WHAT happens if someday, somebody turns off the floodlights and the mystique of idolatry that now bathes the Beatles? Would these vastly talented writers ever turn their pens to the legitimate musical stage?
“Most of legitimate theatre is just a load of rubbish as far as we’re concerned,” said John Lennon this week. “We would never want to be like Rodgers and Hammerstein or anyone who preceded us. If we did anything, it would be a musical of today, not the “20s like the ‘Hello Dolly’ thing.”
Paul McCartney took exception to the term legitimate musical:
“That puts it all in a slot, like ‘Funny Girl’ and a lot of others. We’d never be able to write that way because we wouldn’t feel that kind of show. I don’t mind that type and I quite like seeing them, but we’d have to put far more into it.
“Lionel Bart once told us that the easiest way to do a show is to write 12 songs and give them to a great producer like Joan Littlewood and have her build the whole show around the songs.
“I don’t think we could work that way. It would be harder for us because we would have to put much more into it. I don’t like that term ‘legitimate’. I guess if we ever do a show, we’ll have to call it an illegitimate show.”
“I never lie awake thinking of what I’ll be writing next year or about show business for that matter,” came back John, “Because I probably won’t be in it at some point. Show business we never really ever see.
“That business is a little bunch of red-nosed people who live together and call themselves show business. We know some people in that club but we don’t belong to it.”
I asked Lennon about pop music and people in America.
“I’m no soothsayer on music and where it’s going,” Lennon went on. “I just hope it continues to get better, that it progresses and doesn’t step back. I think, for instance, that Brian Wilson is great, he’s doing some very good things.

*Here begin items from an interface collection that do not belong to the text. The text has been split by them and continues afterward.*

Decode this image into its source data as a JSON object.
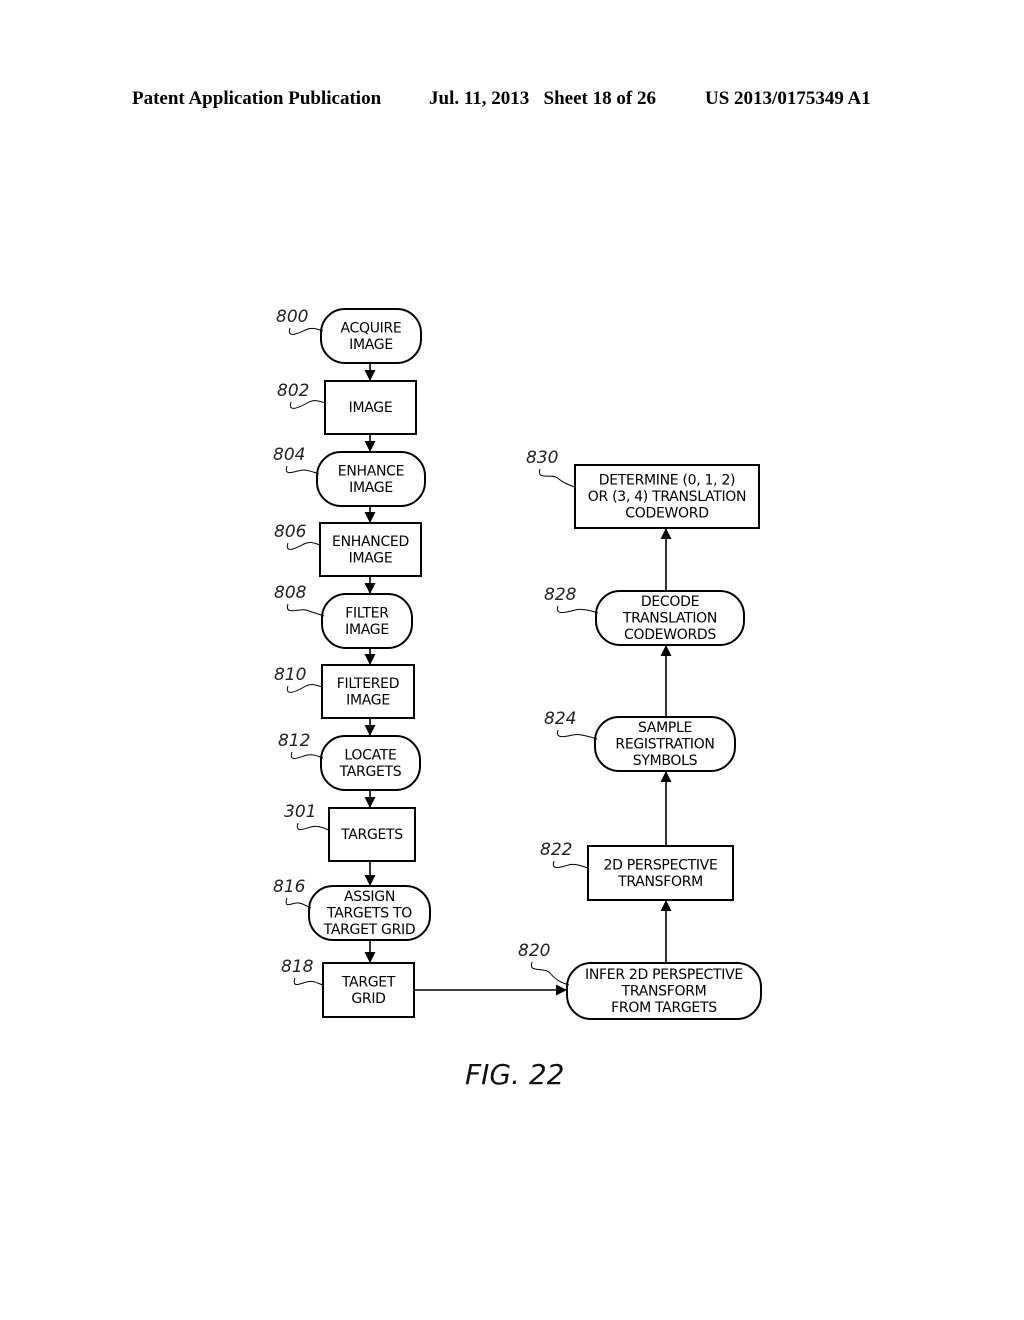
{
  "header": {
    "publication": "Patent Application Publication",
    "date_sheet": "Jul. 11, 2013   Sheet 18 of 26",
    "number": "US 2013/0175349 A1"
  },
  "figure": {
    "label": "FIG. 22"
  },
  "nodes": [
    {
      "id": "800",
      "shape": "rounded",
      "lines": [
        "ACQUIRE",
        "IMAGE"
      ]
    },
    {
      "id": "802",
      "shape": "rect",
      "lines": [
        "IMAGE"
      ]
    },
    {
      "id": "804",
      "shape": "rounded",
      "lines": [
        "ENHANCE",
        "IMAGE"
      ]
    },
    {
      "id": "806",
      "shape": "rect",
      "lines": [
        "ENHANCED",
        "IMAGE"
      ]
    },
    {
      "id": "808",
      "shape": "rounded",
      "lines": [
        "FILTER",
        "IMAGE"
      ]
    },
    {
      "id": "810",
      "shape": "rect",
      "lines": [
        "FILTERED",
        "IMAGE"
      ]
    },
    {
      "id": "812",
      "shape": "rounded",
      "lines": [
        "LOCATE",
        "TARGETS"
      ]
    },
    {
      "id": "301",
      "shape": "rect",
      "lines": [
        "TARGETS"
      ]
    },
    {
      "id": "816",
      "shape": "rounded",
      "lines": [
        "ASSIGN",
        "TARGETS TO",
        "TARGET GRID"
      ]
    },
    {
      "id": "818",
      "shape": "rect",
      "lines": [
        "TARGET",
        "GRID"
      ]
    },
    {
      "id": "820",
      "shape": "rounded",
      "lines": [
        "INFER 2D PERSPECTIVE",
        "TRANSFORM",
        "FROM TARGETS"
      ]
    },
    {
      "id": "822",
      "shape": "rect",
      "lines": [
        "2D PERSPECTIVE",
        "TRANSFORM"
      ]
    },
    {
      "id": "824",
      "shape": "rounded",
      "lines": [
        "SAMPLE",
        "REGISTRATION",
        "SYMBOLS"
      ]
    },
    {
      "id": "828",
      "shape": "rounded",
      "lines": [
        "DECODE",
        "TRANSLATION",
        "CODEWORDS"
      ]
    },
    {
      "id": "830",
      "shape": "rect",
      "lines": [
        "DETERMINE (0, 1, 2)",
        "OR (3, 4) TRANSLATION",
        "CODEWORD"
      ]
    }
  ],
  "edges": [
    {
      "from": "800",
      "to": "802"
    },
    {
      "from": "802",
      "to": "804"
    },
    {
      "from": "804",
      "to": "806"
    },
    {
      "from": "806",
      "to": "808"
    },
    {
      "from": "808",
      "to": "810"
    },
    {
      "from": "810",
      "to": "812"
    },
    {
      "from": "812",
      "to": "301"
    },
    {
      "from": "301",
      "to": "816"
    },
    {
      "from": "816",
      "to": "818"
    },
    {
      "from": "818",
      "to": "820"
    },
    {
      "from": "820",
      "to": "822"
    },
    {
      "from": "822",
      "to": "824"
    },
    {
      "from": "824",
      "to": "828"
    },
    {
      "from": "828",
      "to": "830"
    }
  ]
}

“We like the Beach Boys, the Byrds, the Mama’s and Papa’s, a lot of them. They make sounds we like. You know? And we listen to everything we can.
“With Americans, well, I don’t like to generalise, but I think we showed some people here that not all Englishmen are like John Bull or a happy-go-lucky Cockney. Well, once I thought Americans were all loudmouths with big ties and lots of cameras. Well, they’re not.

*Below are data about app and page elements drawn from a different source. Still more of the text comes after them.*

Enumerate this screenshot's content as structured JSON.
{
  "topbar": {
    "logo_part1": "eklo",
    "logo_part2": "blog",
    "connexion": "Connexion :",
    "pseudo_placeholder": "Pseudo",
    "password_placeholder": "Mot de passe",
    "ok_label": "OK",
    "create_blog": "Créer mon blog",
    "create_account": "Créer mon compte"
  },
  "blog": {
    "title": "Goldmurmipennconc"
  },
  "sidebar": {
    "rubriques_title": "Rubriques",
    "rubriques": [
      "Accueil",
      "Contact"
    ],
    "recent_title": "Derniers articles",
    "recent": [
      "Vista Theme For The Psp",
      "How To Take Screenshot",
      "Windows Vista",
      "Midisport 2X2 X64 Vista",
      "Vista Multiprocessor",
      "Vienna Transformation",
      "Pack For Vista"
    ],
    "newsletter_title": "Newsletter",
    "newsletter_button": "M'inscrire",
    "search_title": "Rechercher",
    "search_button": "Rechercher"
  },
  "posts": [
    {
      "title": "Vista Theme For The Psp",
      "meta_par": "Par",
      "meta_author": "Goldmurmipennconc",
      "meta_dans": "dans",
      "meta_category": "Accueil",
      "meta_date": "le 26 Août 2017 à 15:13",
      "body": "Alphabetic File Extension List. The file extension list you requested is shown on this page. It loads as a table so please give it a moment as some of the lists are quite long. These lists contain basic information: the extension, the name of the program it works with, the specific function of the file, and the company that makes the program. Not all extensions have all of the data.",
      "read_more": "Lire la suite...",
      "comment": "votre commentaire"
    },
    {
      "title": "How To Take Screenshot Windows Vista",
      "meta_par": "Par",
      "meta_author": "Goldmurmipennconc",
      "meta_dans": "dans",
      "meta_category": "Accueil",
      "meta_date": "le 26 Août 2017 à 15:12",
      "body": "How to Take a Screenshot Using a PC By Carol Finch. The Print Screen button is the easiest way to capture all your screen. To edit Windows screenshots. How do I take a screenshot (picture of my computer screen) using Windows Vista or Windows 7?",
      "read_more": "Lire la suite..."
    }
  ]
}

“I hope I get to see more of America because it’s the kind of place that might blow up someday, by itself, or with the help of some other country.”
But the Beatles aren’t worried about “blowing up” or about their ultimate downfall, as one reporter expressed it.
“There’ll be no downfall for us,” said McCartney. “We’re not worried. We don’t dread it. When we get sick of all the hocus pocus and the Press and the screaming, we’ll just take a fat holiday on our fat wallets.”
Last updated on August 24, 2023